Please copy out every line in the entries that includes the word "Visualizza".

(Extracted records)
====================
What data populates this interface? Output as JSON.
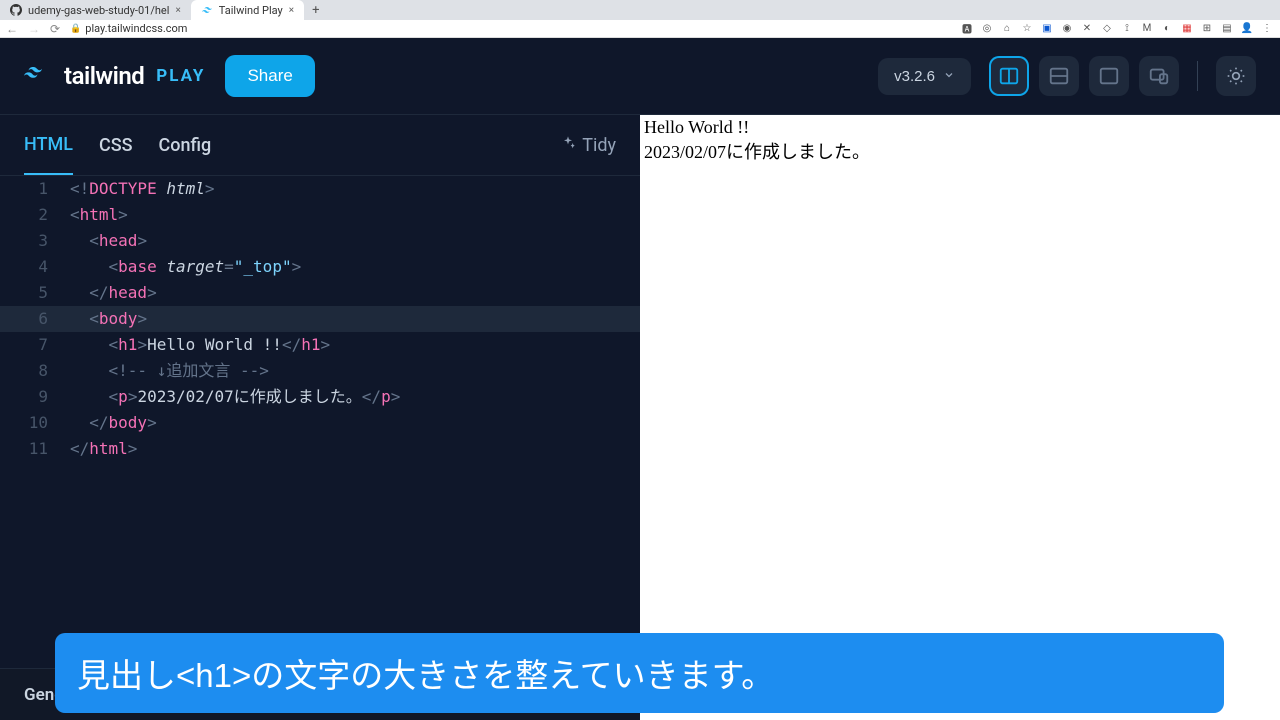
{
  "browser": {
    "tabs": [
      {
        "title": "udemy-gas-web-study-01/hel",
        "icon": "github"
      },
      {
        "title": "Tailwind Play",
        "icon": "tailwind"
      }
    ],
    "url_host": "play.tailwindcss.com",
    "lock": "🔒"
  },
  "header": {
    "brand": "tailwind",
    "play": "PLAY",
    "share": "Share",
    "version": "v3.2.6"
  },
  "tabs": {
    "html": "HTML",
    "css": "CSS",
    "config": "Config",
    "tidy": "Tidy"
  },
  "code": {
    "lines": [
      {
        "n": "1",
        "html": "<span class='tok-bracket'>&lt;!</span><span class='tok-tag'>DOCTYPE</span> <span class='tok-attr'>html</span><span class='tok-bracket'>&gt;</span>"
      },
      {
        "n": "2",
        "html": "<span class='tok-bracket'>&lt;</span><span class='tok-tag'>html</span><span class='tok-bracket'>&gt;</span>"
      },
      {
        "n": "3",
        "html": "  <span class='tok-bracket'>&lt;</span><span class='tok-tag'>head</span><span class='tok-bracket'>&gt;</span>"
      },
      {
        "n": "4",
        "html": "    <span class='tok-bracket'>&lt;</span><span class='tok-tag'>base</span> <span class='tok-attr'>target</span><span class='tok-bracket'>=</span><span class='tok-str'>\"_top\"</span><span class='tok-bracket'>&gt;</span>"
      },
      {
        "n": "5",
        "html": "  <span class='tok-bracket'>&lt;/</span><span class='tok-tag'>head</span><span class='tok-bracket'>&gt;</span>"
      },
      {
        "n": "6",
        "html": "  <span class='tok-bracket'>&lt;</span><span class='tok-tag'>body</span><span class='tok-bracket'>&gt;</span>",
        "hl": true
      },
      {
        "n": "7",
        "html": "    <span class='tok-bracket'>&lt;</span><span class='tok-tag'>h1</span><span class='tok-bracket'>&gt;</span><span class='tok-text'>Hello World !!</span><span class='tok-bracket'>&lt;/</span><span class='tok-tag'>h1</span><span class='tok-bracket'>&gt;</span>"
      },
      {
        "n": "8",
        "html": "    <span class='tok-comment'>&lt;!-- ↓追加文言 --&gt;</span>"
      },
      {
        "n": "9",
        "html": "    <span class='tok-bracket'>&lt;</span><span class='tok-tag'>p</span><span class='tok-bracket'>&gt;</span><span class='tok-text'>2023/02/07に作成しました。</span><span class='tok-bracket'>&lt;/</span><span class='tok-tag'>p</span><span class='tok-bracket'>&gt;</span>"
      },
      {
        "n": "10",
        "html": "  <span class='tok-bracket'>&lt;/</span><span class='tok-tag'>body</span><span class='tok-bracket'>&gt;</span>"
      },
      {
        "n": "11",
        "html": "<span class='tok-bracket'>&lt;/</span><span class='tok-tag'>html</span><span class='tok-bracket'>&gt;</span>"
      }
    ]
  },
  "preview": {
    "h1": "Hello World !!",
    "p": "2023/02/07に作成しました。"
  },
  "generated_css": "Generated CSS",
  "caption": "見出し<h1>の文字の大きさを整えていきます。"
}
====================
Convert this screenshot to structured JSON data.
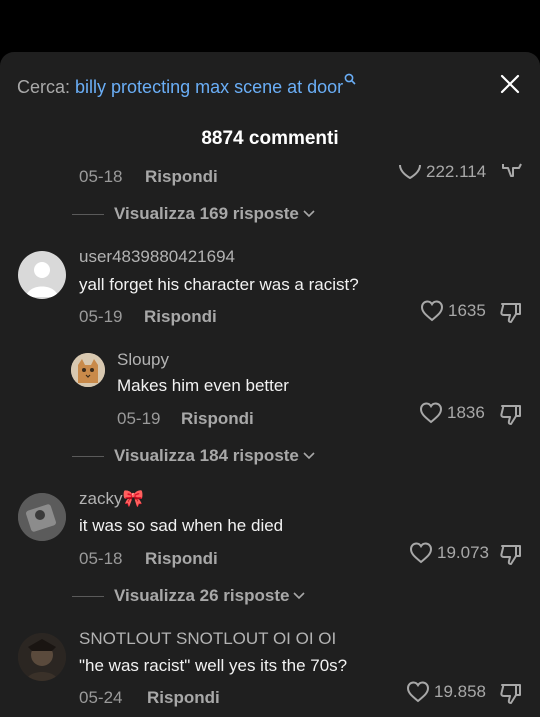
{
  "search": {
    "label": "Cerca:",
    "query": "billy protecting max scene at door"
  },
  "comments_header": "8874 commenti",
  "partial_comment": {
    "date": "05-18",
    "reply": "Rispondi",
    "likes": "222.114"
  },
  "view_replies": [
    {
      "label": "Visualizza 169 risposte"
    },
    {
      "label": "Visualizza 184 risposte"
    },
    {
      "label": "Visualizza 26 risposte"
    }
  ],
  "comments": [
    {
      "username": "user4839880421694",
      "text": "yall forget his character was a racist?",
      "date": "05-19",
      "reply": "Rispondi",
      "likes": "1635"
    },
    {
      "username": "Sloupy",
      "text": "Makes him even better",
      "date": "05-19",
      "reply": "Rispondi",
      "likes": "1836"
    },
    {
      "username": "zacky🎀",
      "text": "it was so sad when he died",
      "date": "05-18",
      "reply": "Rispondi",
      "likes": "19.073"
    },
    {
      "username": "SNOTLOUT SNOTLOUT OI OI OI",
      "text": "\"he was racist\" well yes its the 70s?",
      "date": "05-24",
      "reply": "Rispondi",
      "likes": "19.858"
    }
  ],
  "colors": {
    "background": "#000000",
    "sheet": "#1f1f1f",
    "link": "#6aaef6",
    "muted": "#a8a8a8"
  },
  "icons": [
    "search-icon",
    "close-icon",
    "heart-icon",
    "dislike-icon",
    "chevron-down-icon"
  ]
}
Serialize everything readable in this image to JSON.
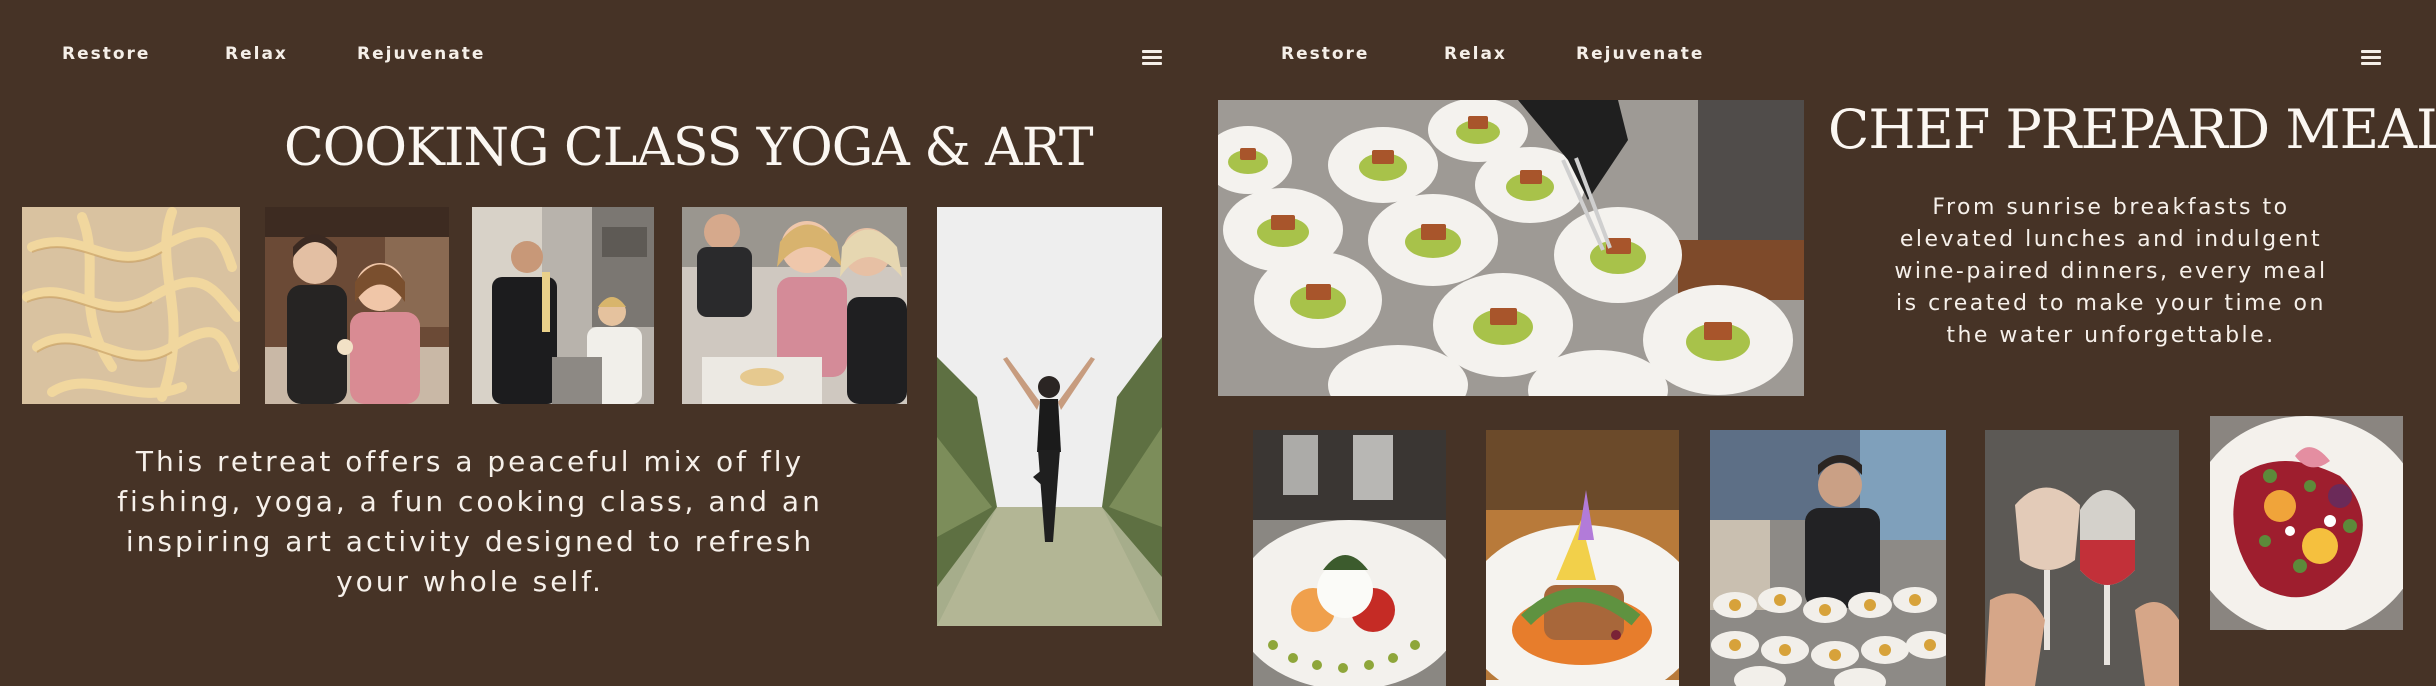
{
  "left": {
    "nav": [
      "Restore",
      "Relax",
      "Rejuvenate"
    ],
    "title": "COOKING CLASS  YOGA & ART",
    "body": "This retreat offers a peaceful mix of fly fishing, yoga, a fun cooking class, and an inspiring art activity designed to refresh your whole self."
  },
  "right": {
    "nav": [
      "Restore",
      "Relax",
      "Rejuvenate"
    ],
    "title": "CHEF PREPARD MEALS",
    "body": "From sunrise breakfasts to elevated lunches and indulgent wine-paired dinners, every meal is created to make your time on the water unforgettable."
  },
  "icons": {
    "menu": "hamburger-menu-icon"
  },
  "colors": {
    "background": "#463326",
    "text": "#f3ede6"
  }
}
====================
:: Solution ::
      "label": "Visualizza 169 risposte"
      "label": "Visualizza 184 risposte"
      "label": "Visualizza 26 risposte"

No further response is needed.